(Excerpts from an interface dataset)
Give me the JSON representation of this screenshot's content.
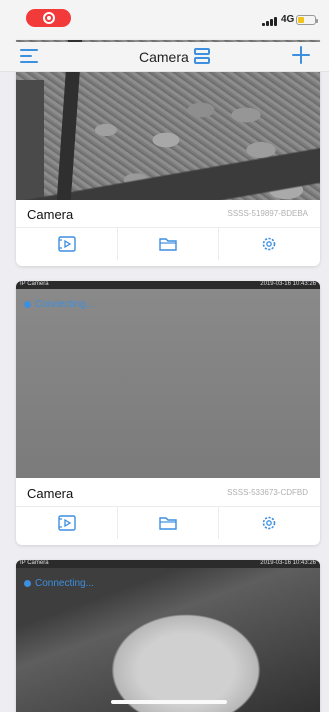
{
  "status_bar": {
    "network": "4G",
    "recording_icon": "screen-record-icon"
  },
  "navbar": {
    "title": "Camera",
    "menu_icon": "menu-icon",
    "layout_icon": "layout-toggle-icon",
    "add_icon": "add-icon"
  },
  "cameras": [
    {
      "name": "Camera",
      "id": "SSSS-519897-BDEBA",
      "status": "",
      "osd_left": "",
      "osd_right": ""
    },
    {
      "name": "Camera",
      "id": "SSSS-533673-CDFBD",
      "status": "Connecting...",
      "osd_left": "IP Camera",
      "osd_right": "2019-03-16 10:43:26"
    },
    {
      "name": "",
      "id": "",
      "status": "Connecting...",
      "osd_left": "IP Camera",
      "osd_right": "2019-03-16 10:43:26"
    }
  ],
  "actions": [
    "playback-icon",
    "folder-icon",
    "settings-icon"
  ],
  "colors": {
    "accent": "#3d8fe0",
    "record": "#f23a3a",
    "battery": "#f0c419"
  }
}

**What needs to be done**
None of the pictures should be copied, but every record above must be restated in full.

**Answer box**
Give me the JSON representation of this screenshot's content.
{
  "status_bar": {
    "network": "4G",
    "recording_icon": "screen-record-icon"
  },
  "navbar": {
    "title": "Camera",
    "menu_icon": "menu-icon",
    "layout_icon": "layout-toggle-icon",
    "add_icon": "add-icon"
  },
  "cameras": [
    {
      "name": "Camera",
      "id": "SSSS-519897-BDEBA",
      "status": "",
      "osd_left": "",
      "osd_right": ""
    },
    {
      "name": "Camera",
      "id": "SSSS-533673-CDFBD",
      "status": "Connecting...",
      "osd_left": "IP Camera",
      "osd_right": "2019-03-16 10:43:26"
    },
    {
      "name": "",
      "id": "",
      "status": "Connecting...",
      "osd_left": "IP Camera",
      "osd_right": "2019-03-16 10:43:26"
    }
  ],
  "actions": [
    "playback-icon",
    "folder-icon",
    "settings-icon"
  ],
  "colors": {
    "accent": "#3d8fe0",
    "record": "#f23a3a",
    "battery": "#f0c419"
  }
}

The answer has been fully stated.